Runtime: 1 HR, 33 MIN
Director: Chris Butler, Sam Fell
Writers: Chris Butler
Starring: Kodi Smit-McPhee, Tucker Albrizzi, Anna Kendrick, Casey Affleck, Christopher Mintz-Plasse, Leslie Mann, Jeff Garlin, Elaine Stritch, Bernard Hill, Jodelle Ferland, and John Goodman
With few exceptions computer animation has dominated animation motion pictures for well over a decade. Every so often however a film comes along that proves that there’s still room for animation that’s not 100% computer generated. ParaNorman is one of those films.
The inhabitants of Blithe Hollow just don’t get Norman; his parents are worried about him, his sister is annoyed by him, and the kids at school pick on him all because he says he sees and talks to ghosts. What the town folk don’t know is that Norman is the only thing that stands between them and the witches’ curse that makes the dead rise from the grave.
ParaNorman is a smart, sweet, and very bizarre film all at the same time. Far too many children’s films pander to their young audience by going after cheap laughs that are mostly fart related. It was refreshing to watch a film intended for a young audience that was still enjoyable and relevant to adults. There are a lot of the jokes that reference horror films that ParaNorman’s target audience probably hasn’t seen but that won’t stop them from finding a lot of other things to laugh at.
A lot of kids will find things to identify with; loneliness, being misunderstood, bullying, making new friends, facing your fears, and accepting others are just a few topics that are touched on without becoming preachy. The morale of the story for adults, to listen to and accept your children for who they are, is handled with less subtlety but it’s still an effective message.
ParaNorman was brought to life by the same studio that produced Coraline back in 2009 and it shares a similar visual style. Simply put ParaNorman looks amazing and there were a few moments where I actually had to remind myself that I was watching stop motion animation and not a live action film. The film’s use of CGI blends seamlessly with the puppetry to create a wonderfully vibrant and eerie world.
One of ParaNorman’s strongest assets is its impressive voice cast. Norman’s voice is provided by Kodi Smit-McPhee who is best known for his performances in The Road and in the chilling Let Me In. He’s damn near perfect as the shy and misunderstand hero who musters up the courage to save his town. Supporting roles are filled by the likes of Anna Kendrick, Casey Affleck, Christopher Mintz-Plasse, Leslie Mann, Jeff Garlin, and John Goodman. Even though they’re all relatively well-known actors and actresses their voices fly under the radar with the exception being John Goodman and Jeff Garlin whose distinctive voices are easily recognized.

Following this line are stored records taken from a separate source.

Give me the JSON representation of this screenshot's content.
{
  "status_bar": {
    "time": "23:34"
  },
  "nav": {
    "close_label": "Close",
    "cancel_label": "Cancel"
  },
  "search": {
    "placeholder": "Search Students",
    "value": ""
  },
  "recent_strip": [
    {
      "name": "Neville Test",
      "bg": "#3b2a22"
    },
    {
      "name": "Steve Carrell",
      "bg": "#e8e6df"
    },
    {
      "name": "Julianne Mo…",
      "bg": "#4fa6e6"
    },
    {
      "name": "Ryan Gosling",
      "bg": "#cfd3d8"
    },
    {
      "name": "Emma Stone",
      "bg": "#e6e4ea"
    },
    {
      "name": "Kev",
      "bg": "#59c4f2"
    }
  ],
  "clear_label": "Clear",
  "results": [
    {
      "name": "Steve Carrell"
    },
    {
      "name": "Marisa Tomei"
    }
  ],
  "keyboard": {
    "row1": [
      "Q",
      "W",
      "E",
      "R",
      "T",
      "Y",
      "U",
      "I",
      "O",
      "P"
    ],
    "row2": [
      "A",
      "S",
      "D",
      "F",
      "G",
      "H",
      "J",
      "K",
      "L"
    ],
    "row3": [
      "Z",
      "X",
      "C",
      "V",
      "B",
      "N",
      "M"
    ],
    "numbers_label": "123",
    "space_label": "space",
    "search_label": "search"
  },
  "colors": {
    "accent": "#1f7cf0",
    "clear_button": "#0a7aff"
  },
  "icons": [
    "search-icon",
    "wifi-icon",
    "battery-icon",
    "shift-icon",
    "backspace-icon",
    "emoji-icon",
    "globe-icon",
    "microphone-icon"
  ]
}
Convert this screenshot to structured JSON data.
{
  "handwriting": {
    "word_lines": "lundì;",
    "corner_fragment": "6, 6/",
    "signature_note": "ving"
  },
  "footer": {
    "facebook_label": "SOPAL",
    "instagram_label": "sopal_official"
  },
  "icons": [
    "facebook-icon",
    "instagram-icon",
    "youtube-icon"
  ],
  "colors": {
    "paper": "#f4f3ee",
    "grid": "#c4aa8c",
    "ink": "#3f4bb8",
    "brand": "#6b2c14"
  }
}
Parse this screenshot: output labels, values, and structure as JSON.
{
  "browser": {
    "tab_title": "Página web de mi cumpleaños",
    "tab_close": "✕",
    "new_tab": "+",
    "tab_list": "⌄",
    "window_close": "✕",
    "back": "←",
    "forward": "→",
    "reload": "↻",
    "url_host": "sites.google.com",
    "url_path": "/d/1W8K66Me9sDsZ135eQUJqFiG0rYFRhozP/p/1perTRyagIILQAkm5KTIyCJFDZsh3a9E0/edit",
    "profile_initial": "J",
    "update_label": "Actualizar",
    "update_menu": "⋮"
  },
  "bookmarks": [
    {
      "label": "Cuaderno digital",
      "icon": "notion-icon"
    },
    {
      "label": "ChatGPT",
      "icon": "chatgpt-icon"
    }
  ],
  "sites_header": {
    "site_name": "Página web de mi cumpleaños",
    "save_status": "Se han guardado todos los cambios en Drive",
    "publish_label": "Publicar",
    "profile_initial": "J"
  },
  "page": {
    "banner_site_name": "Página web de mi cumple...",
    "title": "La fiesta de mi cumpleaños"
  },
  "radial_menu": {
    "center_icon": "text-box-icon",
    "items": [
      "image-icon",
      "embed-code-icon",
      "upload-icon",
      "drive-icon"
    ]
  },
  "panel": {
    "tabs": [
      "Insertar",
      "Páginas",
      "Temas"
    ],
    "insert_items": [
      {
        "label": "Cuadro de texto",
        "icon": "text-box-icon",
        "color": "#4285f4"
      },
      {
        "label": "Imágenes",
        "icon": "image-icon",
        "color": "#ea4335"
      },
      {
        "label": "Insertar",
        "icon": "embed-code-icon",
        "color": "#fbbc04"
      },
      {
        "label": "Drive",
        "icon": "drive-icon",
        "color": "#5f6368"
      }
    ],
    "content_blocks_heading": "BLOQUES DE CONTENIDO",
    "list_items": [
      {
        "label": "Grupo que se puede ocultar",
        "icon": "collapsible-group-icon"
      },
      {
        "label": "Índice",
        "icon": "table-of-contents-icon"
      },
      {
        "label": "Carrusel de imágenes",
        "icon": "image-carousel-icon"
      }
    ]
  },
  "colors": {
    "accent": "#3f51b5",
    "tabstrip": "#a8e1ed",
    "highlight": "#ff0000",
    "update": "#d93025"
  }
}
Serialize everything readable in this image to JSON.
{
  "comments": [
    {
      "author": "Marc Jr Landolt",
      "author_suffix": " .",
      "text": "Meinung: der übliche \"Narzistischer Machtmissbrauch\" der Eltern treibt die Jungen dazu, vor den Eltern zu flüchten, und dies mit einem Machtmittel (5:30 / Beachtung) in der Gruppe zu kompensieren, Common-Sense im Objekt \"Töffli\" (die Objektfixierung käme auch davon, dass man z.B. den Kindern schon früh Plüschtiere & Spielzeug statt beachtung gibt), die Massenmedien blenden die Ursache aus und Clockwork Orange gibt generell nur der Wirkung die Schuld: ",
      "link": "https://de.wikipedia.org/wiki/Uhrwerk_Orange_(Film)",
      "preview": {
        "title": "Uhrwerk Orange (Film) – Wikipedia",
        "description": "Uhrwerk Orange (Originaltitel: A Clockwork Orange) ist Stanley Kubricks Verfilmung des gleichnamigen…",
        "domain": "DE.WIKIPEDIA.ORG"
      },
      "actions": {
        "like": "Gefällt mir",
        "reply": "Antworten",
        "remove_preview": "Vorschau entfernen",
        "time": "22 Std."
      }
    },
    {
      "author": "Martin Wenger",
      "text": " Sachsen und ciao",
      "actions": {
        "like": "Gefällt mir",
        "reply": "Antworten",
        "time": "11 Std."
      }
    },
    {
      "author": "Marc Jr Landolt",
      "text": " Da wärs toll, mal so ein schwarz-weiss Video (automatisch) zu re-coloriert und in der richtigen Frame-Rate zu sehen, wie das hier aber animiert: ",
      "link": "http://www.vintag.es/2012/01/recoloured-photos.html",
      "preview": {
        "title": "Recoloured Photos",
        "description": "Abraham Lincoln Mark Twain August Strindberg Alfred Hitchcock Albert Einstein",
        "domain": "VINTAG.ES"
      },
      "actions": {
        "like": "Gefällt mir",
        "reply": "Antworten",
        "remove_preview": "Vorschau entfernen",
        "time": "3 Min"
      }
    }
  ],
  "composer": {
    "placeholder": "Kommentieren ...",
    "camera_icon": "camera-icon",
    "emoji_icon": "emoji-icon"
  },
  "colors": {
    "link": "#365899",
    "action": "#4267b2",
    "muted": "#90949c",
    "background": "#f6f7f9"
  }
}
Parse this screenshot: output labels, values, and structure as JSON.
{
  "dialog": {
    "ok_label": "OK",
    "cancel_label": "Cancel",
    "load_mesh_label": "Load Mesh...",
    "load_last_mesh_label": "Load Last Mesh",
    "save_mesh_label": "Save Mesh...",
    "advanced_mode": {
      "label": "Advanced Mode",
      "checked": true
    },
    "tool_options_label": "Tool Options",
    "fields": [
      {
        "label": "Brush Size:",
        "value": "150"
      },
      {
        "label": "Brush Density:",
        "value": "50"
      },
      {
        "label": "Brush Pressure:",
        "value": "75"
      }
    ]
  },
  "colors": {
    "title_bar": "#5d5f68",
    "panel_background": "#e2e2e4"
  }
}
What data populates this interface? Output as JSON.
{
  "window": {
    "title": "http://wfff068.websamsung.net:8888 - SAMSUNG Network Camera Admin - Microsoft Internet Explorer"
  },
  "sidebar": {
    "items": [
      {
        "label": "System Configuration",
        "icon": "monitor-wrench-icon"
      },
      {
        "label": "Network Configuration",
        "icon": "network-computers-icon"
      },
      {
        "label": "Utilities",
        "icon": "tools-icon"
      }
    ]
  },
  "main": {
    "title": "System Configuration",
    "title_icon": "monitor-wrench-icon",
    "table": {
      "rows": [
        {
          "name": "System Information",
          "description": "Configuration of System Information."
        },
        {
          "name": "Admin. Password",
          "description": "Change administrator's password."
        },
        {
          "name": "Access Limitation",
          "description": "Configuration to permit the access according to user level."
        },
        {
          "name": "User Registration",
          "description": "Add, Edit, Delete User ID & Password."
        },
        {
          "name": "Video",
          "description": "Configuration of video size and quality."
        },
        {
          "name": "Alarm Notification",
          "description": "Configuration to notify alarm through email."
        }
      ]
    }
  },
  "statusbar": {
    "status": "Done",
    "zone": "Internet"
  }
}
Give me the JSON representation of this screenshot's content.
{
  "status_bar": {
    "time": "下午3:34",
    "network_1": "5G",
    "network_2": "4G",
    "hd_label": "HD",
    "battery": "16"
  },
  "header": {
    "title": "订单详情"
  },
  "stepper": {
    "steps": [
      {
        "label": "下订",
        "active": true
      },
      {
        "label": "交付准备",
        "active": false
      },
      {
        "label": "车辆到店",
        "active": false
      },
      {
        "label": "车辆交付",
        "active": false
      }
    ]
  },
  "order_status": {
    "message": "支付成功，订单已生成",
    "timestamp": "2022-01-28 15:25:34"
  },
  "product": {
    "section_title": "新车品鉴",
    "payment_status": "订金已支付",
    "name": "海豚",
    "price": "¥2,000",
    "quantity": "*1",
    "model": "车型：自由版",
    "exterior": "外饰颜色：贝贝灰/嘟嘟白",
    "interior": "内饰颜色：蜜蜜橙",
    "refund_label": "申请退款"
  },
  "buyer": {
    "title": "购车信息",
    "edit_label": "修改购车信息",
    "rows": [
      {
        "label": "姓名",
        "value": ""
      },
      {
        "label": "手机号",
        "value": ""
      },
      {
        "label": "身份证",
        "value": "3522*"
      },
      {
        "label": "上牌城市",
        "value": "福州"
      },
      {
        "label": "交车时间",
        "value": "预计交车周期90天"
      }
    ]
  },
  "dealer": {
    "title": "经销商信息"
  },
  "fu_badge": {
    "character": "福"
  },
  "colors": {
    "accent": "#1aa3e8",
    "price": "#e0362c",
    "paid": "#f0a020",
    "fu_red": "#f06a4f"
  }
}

For a film about zombies, witches, and ghosts ParaNorman isn’t particularly scary even by kid movie standards. Kids that have enjoyed A Nightmare Before Christmas, Monster House, or Coraline should get a kick out of ParaNorman. With that said it may be a little too intense for children that are more used to Disney/Pixar fair.
ParaNorman is being released in 3D and quite frankly it looks fantastic. The 3D effect lends itself very nicely to stop motion animation, it’s almost like you’re walking around a giant model village. Cheap 3D gimmicks are kept to a minimum and instead the 3D effect is used to create an added sense of depth that again looks stunning.
Very rarely am I blown away by an animated film but ParaNorman did just that. From start to finish it’s a wonderfully creative film with interesting characters, beautiful scenery, and an enlightening message. Life long horror fans will appreciate the many inside jokes and younger viewers may get their first exposure to a genre they could grow to love when they get older. Highly recommended for horror fans young and old.